[Entries taken from a collection]
────────
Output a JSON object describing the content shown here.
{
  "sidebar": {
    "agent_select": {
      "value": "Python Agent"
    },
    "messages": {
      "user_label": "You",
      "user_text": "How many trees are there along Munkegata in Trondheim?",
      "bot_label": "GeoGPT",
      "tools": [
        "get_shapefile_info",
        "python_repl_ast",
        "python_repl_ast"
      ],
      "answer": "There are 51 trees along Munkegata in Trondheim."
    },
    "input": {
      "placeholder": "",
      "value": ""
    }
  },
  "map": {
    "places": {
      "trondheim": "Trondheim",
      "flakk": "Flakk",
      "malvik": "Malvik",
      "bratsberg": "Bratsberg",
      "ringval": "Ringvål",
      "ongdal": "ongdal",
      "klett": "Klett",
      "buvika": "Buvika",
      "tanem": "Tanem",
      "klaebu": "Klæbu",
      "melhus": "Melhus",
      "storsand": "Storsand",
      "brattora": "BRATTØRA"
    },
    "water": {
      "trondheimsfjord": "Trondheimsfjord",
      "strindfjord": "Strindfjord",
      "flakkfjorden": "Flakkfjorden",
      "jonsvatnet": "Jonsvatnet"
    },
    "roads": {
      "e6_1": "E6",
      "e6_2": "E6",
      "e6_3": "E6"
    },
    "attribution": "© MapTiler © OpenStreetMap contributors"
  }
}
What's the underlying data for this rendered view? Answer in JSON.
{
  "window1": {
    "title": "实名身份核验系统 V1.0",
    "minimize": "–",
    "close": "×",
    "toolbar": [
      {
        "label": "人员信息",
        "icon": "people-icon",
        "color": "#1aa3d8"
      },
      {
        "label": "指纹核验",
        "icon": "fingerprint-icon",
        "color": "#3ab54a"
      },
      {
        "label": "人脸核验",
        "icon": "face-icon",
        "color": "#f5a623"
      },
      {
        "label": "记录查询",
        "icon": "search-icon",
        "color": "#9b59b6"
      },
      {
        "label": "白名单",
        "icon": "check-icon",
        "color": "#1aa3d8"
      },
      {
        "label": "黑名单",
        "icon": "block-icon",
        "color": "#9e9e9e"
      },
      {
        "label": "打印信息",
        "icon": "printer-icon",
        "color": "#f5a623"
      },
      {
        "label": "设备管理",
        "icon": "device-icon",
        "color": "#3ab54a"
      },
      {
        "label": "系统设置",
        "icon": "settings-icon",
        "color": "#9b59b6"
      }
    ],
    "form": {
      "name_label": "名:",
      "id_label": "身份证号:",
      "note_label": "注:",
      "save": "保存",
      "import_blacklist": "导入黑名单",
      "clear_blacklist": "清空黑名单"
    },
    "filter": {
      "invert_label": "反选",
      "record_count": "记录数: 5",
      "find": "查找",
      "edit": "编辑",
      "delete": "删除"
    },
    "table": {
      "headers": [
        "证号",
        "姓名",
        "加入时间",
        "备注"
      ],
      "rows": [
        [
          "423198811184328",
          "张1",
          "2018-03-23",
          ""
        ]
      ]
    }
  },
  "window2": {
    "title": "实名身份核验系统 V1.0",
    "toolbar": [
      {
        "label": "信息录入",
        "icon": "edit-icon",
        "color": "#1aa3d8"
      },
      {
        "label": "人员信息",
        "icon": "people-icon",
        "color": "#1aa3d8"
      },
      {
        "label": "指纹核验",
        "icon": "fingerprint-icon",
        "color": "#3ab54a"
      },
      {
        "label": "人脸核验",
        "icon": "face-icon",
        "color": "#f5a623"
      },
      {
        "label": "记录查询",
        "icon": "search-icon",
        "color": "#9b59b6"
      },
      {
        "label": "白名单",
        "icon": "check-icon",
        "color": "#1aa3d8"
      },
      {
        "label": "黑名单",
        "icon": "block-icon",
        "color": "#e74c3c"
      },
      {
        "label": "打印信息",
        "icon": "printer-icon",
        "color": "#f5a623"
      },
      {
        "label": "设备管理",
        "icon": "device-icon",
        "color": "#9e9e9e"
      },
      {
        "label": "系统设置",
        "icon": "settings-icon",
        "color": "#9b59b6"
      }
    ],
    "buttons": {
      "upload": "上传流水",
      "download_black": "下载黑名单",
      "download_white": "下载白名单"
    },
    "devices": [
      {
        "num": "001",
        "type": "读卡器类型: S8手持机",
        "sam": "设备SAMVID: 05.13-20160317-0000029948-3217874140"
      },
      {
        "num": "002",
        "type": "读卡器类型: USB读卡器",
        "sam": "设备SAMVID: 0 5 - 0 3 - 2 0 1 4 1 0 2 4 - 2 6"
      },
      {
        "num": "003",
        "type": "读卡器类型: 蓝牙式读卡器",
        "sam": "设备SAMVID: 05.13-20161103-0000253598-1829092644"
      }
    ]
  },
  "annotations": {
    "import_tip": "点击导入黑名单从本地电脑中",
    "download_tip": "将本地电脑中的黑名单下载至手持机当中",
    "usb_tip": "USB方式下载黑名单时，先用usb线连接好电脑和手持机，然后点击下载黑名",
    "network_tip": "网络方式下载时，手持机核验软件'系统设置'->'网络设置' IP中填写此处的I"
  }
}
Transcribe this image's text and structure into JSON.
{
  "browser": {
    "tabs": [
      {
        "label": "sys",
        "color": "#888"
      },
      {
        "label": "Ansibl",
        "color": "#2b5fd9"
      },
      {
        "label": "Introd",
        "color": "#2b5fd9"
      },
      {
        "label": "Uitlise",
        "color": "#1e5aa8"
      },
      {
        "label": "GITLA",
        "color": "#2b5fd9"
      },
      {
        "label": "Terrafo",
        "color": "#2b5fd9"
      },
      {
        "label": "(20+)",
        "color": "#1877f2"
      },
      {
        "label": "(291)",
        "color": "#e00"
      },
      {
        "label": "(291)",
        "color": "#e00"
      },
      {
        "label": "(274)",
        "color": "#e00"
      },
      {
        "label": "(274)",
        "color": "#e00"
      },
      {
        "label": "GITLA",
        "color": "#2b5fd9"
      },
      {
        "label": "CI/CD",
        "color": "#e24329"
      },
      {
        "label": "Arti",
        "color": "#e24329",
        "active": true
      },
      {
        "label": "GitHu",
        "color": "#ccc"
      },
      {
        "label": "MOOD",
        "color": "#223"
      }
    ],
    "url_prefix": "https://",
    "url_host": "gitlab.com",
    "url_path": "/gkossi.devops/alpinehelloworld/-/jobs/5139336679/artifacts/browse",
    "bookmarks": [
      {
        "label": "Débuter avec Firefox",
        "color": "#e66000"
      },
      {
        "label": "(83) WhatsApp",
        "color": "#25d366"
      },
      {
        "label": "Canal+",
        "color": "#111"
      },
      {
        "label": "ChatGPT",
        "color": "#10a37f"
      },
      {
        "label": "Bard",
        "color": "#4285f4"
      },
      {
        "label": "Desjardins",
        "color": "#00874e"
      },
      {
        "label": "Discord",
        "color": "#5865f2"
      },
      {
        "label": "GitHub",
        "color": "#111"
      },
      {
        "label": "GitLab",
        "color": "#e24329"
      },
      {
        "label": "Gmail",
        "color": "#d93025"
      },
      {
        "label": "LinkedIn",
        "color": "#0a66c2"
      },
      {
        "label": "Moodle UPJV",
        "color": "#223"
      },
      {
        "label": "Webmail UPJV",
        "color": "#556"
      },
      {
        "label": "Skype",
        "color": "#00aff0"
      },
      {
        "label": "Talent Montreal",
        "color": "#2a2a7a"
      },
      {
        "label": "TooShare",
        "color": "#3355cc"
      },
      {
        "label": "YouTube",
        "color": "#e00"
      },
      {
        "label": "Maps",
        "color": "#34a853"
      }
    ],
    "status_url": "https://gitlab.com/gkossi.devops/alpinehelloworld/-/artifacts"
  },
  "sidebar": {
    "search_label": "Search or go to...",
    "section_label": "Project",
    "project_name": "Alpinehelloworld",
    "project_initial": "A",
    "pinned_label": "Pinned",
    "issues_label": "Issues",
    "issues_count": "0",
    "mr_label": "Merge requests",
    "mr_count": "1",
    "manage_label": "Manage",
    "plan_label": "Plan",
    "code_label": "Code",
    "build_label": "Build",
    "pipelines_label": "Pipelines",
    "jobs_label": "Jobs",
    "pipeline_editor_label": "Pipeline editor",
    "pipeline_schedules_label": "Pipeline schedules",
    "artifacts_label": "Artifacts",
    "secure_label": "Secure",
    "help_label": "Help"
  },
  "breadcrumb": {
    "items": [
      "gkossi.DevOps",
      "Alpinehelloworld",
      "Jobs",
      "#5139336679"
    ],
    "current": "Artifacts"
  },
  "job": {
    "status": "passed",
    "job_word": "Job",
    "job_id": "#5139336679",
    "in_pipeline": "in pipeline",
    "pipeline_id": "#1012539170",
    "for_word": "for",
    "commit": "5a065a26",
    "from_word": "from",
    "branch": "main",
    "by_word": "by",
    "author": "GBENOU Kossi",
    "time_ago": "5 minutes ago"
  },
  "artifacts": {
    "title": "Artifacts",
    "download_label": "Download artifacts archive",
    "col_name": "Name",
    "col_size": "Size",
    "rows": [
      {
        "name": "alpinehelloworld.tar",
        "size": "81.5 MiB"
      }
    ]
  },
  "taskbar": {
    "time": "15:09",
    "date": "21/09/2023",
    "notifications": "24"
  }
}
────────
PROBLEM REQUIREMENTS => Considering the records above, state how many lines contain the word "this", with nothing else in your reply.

ANSWER BOX => 2